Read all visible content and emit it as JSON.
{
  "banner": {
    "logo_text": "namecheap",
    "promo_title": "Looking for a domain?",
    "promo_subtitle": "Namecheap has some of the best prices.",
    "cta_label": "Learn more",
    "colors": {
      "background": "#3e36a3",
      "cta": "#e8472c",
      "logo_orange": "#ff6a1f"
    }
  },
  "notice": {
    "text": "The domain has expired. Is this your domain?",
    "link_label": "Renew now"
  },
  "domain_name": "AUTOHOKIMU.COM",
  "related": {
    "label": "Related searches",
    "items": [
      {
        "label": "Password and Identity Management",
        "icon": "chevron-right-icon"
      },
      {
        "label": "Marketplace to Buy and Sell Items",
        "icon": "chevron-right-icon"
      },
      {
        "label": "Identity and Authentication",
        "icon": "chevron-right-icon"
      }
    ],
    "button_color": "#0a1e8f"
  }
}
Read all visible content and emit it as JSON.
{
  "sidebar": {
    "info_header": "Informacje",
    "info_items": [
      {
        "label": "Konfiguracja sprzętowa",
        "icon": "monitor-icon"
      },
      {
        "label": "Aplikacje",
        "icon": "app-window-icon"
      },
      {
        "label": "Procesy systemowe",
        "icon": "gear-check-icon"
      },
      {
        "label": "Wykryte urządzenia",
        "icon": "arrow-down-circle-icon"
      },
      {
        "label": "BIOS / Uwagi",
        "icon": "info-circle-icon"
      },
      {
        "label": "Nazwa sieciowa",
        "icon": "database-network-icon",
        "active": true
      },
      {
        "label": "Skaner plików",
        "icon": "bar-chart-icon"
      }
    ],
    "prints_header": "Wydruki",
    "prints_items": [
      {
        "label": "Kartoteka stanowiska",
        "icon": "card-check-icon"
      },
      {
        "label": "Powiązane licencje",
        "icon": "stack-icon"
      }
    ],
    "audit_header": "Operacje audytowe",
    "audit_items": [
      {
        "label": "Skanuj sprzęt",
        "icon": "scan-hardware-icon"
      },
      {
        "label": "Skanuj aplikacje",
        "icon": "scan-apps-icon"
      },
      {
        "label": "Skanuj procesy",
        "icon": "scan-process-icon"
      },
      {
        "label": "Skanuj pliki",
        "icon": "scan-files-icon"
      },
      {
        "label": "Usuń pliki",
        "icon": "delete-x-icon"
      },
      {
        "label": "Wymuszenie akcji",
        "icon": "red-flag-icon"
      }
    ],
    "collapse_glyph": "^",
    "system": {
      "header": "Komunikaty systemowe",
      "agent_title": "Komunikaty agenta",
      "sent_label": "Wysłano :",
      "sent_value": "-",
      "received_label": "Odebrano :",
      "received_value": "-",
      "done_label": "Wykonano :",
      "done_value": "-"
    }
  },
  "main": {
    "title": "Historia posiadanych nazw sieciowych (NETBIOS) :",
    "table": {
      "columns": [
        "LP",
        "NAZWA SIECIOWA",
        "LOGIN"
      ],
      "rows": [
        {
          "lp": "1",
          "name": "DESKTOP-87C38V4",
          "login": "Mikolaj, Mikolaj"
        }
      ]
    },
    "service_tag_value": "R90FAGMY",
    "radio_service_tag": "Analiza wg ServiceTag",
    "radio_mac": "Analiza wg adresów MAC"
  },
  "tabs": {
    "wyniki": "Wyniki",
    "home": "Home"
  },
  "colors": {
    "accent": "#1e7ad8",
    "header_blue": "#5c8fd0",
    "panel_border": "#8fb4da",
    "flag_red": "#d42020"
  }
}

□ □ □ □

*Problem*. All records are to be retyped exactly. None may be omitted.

*Answer to the problem*.
Read all visible content and emit it as JSON.
{
  "banner": {
    "logo_text": "namecheap",
    "promo_title": "Looking for a domain?",
    "promo_subtitle": "Namecheap has some of the best prices.",
    "cta_label": "Learn more",
    "colors": {
      "background": "#3e36a3",
      "cta": "#e8472c",
      "logo_orange": "#ff6a1f"
    }
  },
  "notice": {
    "text": "The domain has expired. Is this your domain?",
    "link_label": "Renew now"
  },
  "domain_name": "AUTOHOKIMU.COM",
  "related": {
    "label": "Related searches",
    "items": [
      {
        "label": "Password and Identity Management",
        "icon": "chevron-right-icon"
      },
      {
        "label": "Marketplace to Buy and Sell Items",
        "icon": "chevron-right-icon"
      },
      {
        "label": "Identity and Authentication",
        "icon": "chevron-right-icon"
      }
    ],
    "button_color": "#0a1e8f"
  }
}
Read all visible content and emit it as JSON.
{
  "sidebar": {
    "info_header": "Informacje",
    "info_items": [
      {
        "label": "Konfiguracja sprzętowa",
        "icon": "monitor-icon"
      },
      {
        "label": "Aplikacje",
        "icon": "app-window-icon"
      },
      {
        "label": "Procesy systemowe",
        "icon": "gear-check-icon"
      },
      {
        "label": "Wykryte urządzenia",
        "icon": "arrow-down-circle-icon"
      },
      {
        "label": "BIOS / Uwagi",
        "icon": "info-circle-icon"
      },
      {
        "label": "Nazwa sieciowa",
        "icon": "database-network-icon",
        "active": true
      },
      {
        "label": "Skaner plików",
        "icon": "bar-chart-icon"
      }
    ],
    "prints_header": "Wydruki",
    "prints_items": [
      {
        "label": "Kartoteka stanowiska",
        "icon": "card-check-icon"
      },
      {
        "label": "Powiązane licencje",
        "icon": "stack-icon"
      }
    ],
    "audit_header": "Operacje audytowe",
    "audit_items": [
      {
        "label": "Skanuj sprzęt",
        "icon": "scan-hardware-icon"
      },
      {
        "label": "Skanuj aplikacje",
        "icon": "scan-apps-icon"
      },
      {
        "label": "Skanuj procesy",
        "icon": "scan-process-icon"
      },
      {
        "label": "Skanuj pliki",
        "icon": "scan-files-icon"
      },
      {
        "label": "Usuń pliki",
        "icon": "delete-x-icon"
      },
      {
        "label": "Wymuszenie akcji",
        "icon": "red-flag-icon"
      }
    ],
    "collapse_glyph": "^",
    "system": {
      "header": "Komunikaty systemowe",
      "agent_title": "Komunikaty agenta",
      "sent_label": "Wysłano :",
      "sent_value": "-",
      "received_label": "Odebrano :",
      "received_value": "-",
      "done_label": "Wykonano :",
      "done_value": "-"
    }
  },
  "main": {
    "title": "Historia posiadanych nazw sieciowych (NETBIOS) :",
    "table": {
      "columns": [
        "LP",
        "NAZWA SIECIOWA",
        "LOGIN"
      ],
      "rows": [
        {
          "lp": "1",
          "name": "DESKTOP-87C38V4",
          "login": "Mikolaj, Mikolaj"
        }
      ]
    },
    "service_tag_value": "R90FAGMY",
    "radio_service_tag": "Analiza wg ServiceTag",
    "radio_mac": "Analiza wg adresów MAC"
  },
  "tabs": {
    "wyniki": "Wyniki",
    "home": "Home"
  },
  "colors": {
    "accent": "#1e7ad8",
    "header_blue": "#5c8fd0",
    "panel_border": "#8fb4da",
    "flag_red": "#d42020"
  }
}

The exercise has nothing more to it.